Resource links provided by NLM:

Further study details as provided by Mahidol University:

Primary Outcome Measures:
  • time to first analgesic requirement [ Time Frame: 48 hr ] [ Designated as safety issue: Yes ]

Secondary Outcome Measures:
  • pain score scale [ Time Frame: 48 hr ] [ Designated as safety issue: Yes ]

Estimated Enrollment: 100
Study Start Date: April 2011
Estimated Study Completion Date: December 2012
Estimated Primary Completion Date: December 2012 (Final data collection date for primary outcome measure)
Arms Assigned Interventions
Active Comparator: 0.25% bupivacaine
femoral nerve block using 0.25% bupivacaine versus 0.5% bupivacaine
Drug: 0.25% Bupivacaine
Femoral nerve block using 0.25% versus 0.5% bupivacaine
Other Name: marcaine
Active Comparator: 0.5% bupivacaine
femoral nerve block using 0.25% bupivacaine versus 0.5% bupivacaine
Drug: 0.5% Bupivacaine
Femoral nerve block using 0.25% versus 0.5% bupivacaine for analgesia after ACL reconstruction
Other Name: marcaine

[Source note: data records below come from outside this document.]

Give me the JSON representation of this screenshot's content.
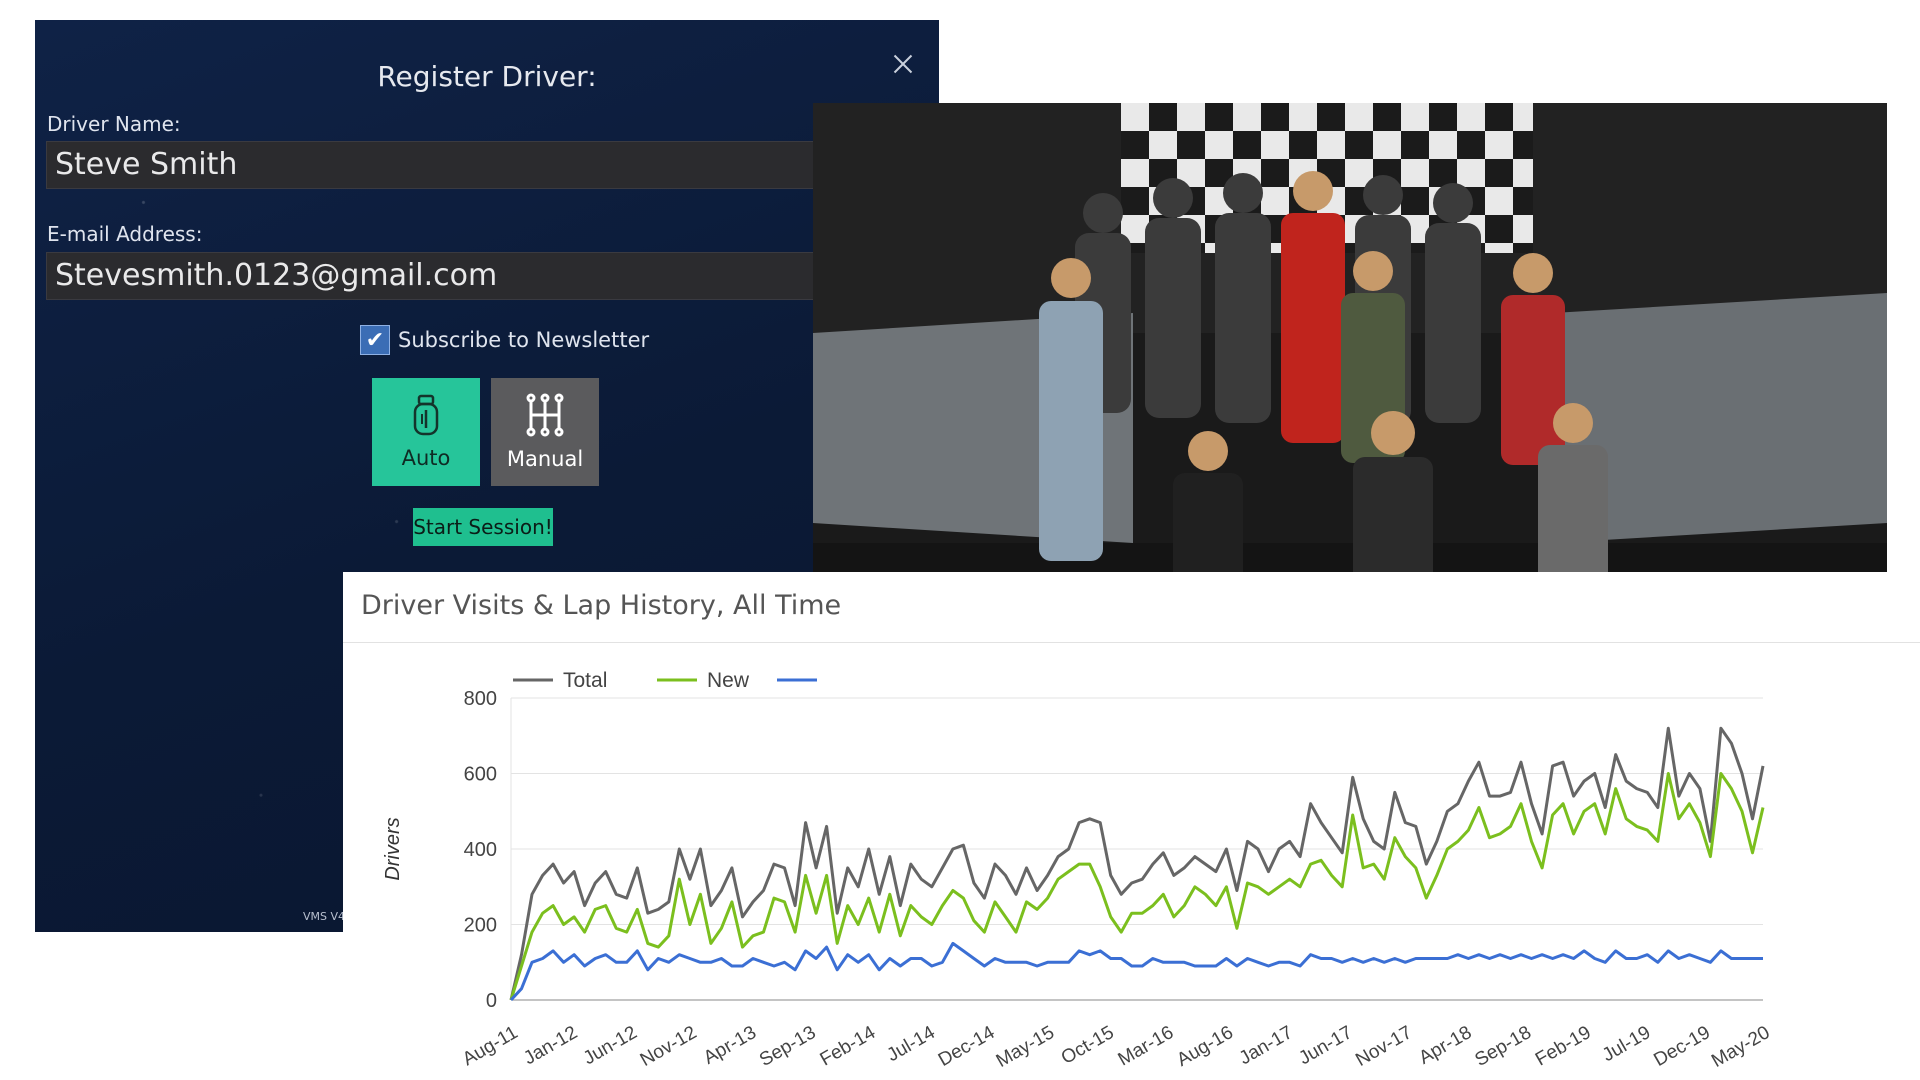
{
  "register": {
    "title": "Register Driver:",
    "name_label": "Driver Name:",
    "name_value": "Steve Smith",
    "email_label": "E-mail Address:",
    "email_value": "Stevesmith.0123@gmail.com",
    "newsletter_label": "Subscribe to Newsletter",
    "newsletter_checked": true,
    "auto_label": "Auto",
    "manual_label": "Manual",
    "start_label": "Start Session!",
    "version": "VMS V4"
  },
  "colors": {
    "panel_bg": "#0e1d3a",
    "auto_bg": "#26c59a",
    "manual_bg": "#5b5b5d",
    "start_bg": "#1fbf8f",
    "total": "#666666",
    "new": "#7bbf1e",
    "returning": "#3b6fd4"
  },
  "chart": {
    "title": "Driver Visits & Lap History, All Time"
  },
  "chart_data": {
    "type": "line",
    "title": "Driver Visits & Lap History, All Time",
    "ylabel": "Drivers",
    "xlabel": "",
    "ylim": [
      0,
      800
    ],
    "yticks": [
      0,
      200,
      400,
      600,
      800
    ],
    "xtick_labels": [
      "Aug-11",
      "Jan-12",
      "Jun-12",
      "Nov-12",
      "Apr-13",
      "Sep-13",
      "Feb-14",
      "Jul-14",
      "Dec-14",
      "May-15",
      "Oct-15",
      "Mar-16",
      "Aug-16",
      "Jan-17",
      "Jun-17",
      "Nov-17",
      "Apr-18",
      "Sep-18",
      "Feb-19",
      "Jul-19",
      "Dec-19",
      "May-20"
    ],
    "legend_position": "top-left",
    "series": [
      {
        "name": "Total",
        "color": "#666666",
        "values": [
          0,
          120,
          280,
          330,
          360,
          310,
          340,
          250,
          310,
          340,
          280,
          270,
          350,
          230,
          240,
          260,
          400,
          320,
          400,
          250,
          290,
          350,
          220,
          260,
          290,
          360,
          350,
          250,
          470,
          350,
          460,
          230,
          350,
          300,
          400,
          280,
          380,
          250,
          360,
          320,
          300,
          350,
          400,
          410,
          310,
          270,
          360,
          330,
          280,
          350,
          290,
          330,
          380,
          400,
          470,
          480,
          470,
          330,
          280,
          310,
          320,
          360,
          390,
          330,
          350,
          380,
          360,
          340,
          400,
          290,
          420,
          400,
          340,
          400,
          420,
          380,
          520,
          470,
          430,
          390,
          590,
          480,
          420,
          400,
          550,
          470,
          460,
          360,
          420,
          500,
          520,
          580,
          630,
          540,
          540,
          550,
          630,
          520,
          440,
          620,
          630,
          540,
          580,
          600,
          510,
          650,
          580,
          560,
          550,
          510,
          720,
          540,
          600,
          560,
          420,
          720,
          680,
          600,
          480,
          620
        ]
      },
      {
        "name": "New",
        "color": "#7bbf1e",
        "values": [
          0,
          90,
          180,
          230,
          250,
          200,
          220,
          180,
          240,
          250,
          190,
          180,
          240,
          150,
          140,
          170,
          320,
          200,
          280,
          150,
          190,
          260,
          140,
          170,
          180,
          270,
          260,
          180,
          330,
          230,
          330,
          150,
          250,
          200,
          270,
          180,
          280,
          170,
          250,
          220,
          200,
          250,
          290,
          270,
          210,
          180,
          260,
          220,
          180,
          260,
          240,
          270,
          320,
          340,
          360,
          360,
          300,
          220,
          180,
          230,
          230,
          250,
          280,
          220,
          250,
          300,
          280,
          250,
          300,
          190,
          310,
          300,
          280,
          300,
          320,
          300,
          360,
          370,
          330,
          300,
          490,
          350,
          360,
          320,
          430,
          380,
          350,
          270,
          330,
          400,
          420,
          450,
          510,
          430,
          440,
          460,
          520,
          420,
          350,
          490,
          520,
          440,
          500,
          520,
          440,
          560,
          480,
          460,
          450,
          420,
          600,
          480,
          520,
          470,
          380,
          600,
          560,
          500,
          390,
          510
        ]
      },
      {
        "name": "",
        "color": "#3b6fd4",
        "values": [
          0,
          30,
          100,
          110,
          130,
          100,
          120,
          90,
          110,
          120,
          100,
          100,
          130,
          80,
          110,
          100,
          120,
          110,
          100,
          100,
          110,
          90,
          90,
          110,
          100,
          90,
          100,
          80,
          130,
          110,
          140,
          80,
          120,
          100,
          120,
          80,
          110,
          90,
          110,
          110,
          90,
          100,
          150,
          130,
          110,
          90,
          110,
          100,
          100,
          100,
          90,
          100,
          100,
          100,
          130,
          120,
          130,
          110,
          110,
          90,
          90,
          110,
          100,
          100,
          100,
          90,
          90,
          90,
          110,
          90,
          110,
          100,
          90,
          100,
          100,
          90,
          120,
          110,
          110,
          100,
          110,
          100,
          110,
          100,
          110,
          100,
          110,
          110,
          110,
          110,
          120,
          110,
          120,
          110,
          120,
          110,
          120,
          110,
          120,
          110,
          120,
          110,
          130,
          110,
          100,
          130,
          110,
          110,
          120,
          100,
          130,
          110,
          120,
          110,
          100,
          130,
          110,
          110,
          110,
          110
        ]
      }
    ]
  }
}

Ages Eligible for Study:   18 Years and older
Genders Eligible for Study:   Both
Accepts Healthy Volunteers:   No

Inclusion Criteria:

  • Patients scheduled for ACL reconstruction
  • ASA physical status I-II
  • Body weight > or = 50 kg.

Exclusion Criteria:

  • Patients with redo ACL reconstruction
  • Contraindication to neuraxial block
  • allergy to local anesthetics, sulfa, NSAIDs, morphine, paracetamol
  • Patients with communication problem
  Contacts and Locations
Choosing to participate in a study is an important personal decision. Talk with your doctor and family members or friends about deciding to join a study. To learn more about this study, you or your doctor may contact the study research staff using the Contacts provided below. For general information, see Learn About Clinical Studies.

Please refer to this study by its ClinicalTrials.gov identifier: NCT01593566

Contact: arissara iamaroon 089-2041150 arisa21@gmail.com

Faculty of Medicine Siriraj Hospital, Mahidol University Recruiting
Bangkok, Thailand, 10700
Contact: arissara iamaroon    089-2041150    arisa21@gmail.com   
Contact: sudkanoung surachetpong       aris_sa@hotmail.com   
Principal Investigator: arissara iamaroon         
Sponsors and Collaborators
Mahidol University
Principal Investigator: arissara iamaroon Mahidol University
  More Information

No publications provided

Responsible Party: arissara iamaroon, associated professor, Mahidol University
ClinicalTrials.gov Identifier: NCT01593566     History of Changes
Other Study ID Numbers: Mahidol University
Study First Received: May 4, 2012
Last Updated: May 7, 2012
Health Authority: Thailand: Ethical Committee

Keywords provided by Mahidol University:
femoral nerve block

Additional relevant MeSH terms:
Anesthetics, Local
Central Nervous System Agents
Central Nervous System Depressants
Peripheral Nervous System Agents
Pharmacologic Actions
Physiological Effects of Drugs
Sensory System Agents
Therapeutic Uses

ClinicalTrials.gov processed this record on March 26, 2015